Although a senior official in the Finance Secretariat said otherwise this morning, construction of the Dos Bocas oil refinery in Tabasco will not be postponed.
Undersecretary Arturo Herrera told the British newspaper the Financial Times that US $2.5 billion allocated to the project would instead be directed into Pemex as a fresh capital injection to boost production.
But a few hours later President López Obrador said the project will go ahead as planned.
He said the refinery represents an important part of the government’s agenda.
“There are no setbacks in the construction. Everything is going ahead smoothly and the refinery will be built. It will be finished in three years’ time as promised, and it will cost between $6 billion and $8 billion.”
The president reiterated that on March 18 the federal government will announce a tender for the project. The date is symbolic: it is the anniversary of the 1938 nationalization of the oil industry.
Energy Secretary Rocío Nahle confirmed later that refinery costs are included in the 2019 budget.
“This is a project that we need in this country, and not just as of now. Talks with Pemex, Conagua [the National Water Commission] and other organizations have been going on for a long time.”
Nahle said undersecretary Herrera’s earlier statements reflected adjustments that are being made to the budget “so that there’s enough money for everything, but the project is already under way and we are going ahead with it.”
She also said she expects Herrera will retract his comments.
Herrera also said this morning that the government is committed to its target of delivering a budget surplus equal to 1% of gross domestic product.
“If anything has to be adjusted,” he told the Times, “it won’t be the fiscal target.”
The mixed messages generated some uncertainty among analysts, many of whom already see the refinery project as a poor use of money.
Mexico City energy analyst Alejandra León at IHS Markit told Bloomberg “it sounds contradictory” and “there is no clarity on what the president has in mind.”

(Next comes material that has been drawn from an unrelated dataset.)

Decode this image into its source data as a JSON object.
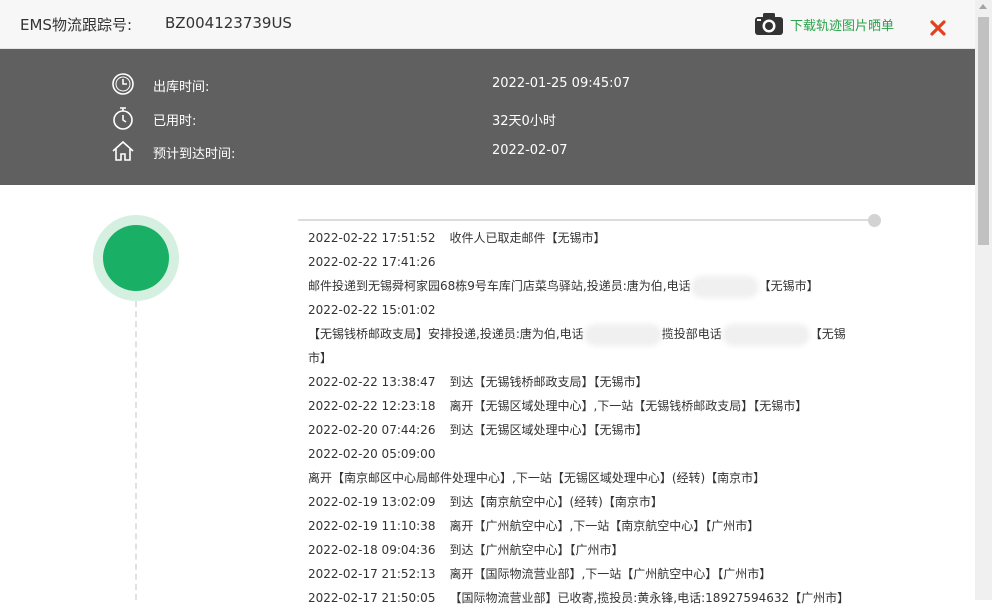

Energy trader Rajan Vig said “ultimately, no one communicates with one another” within the government team.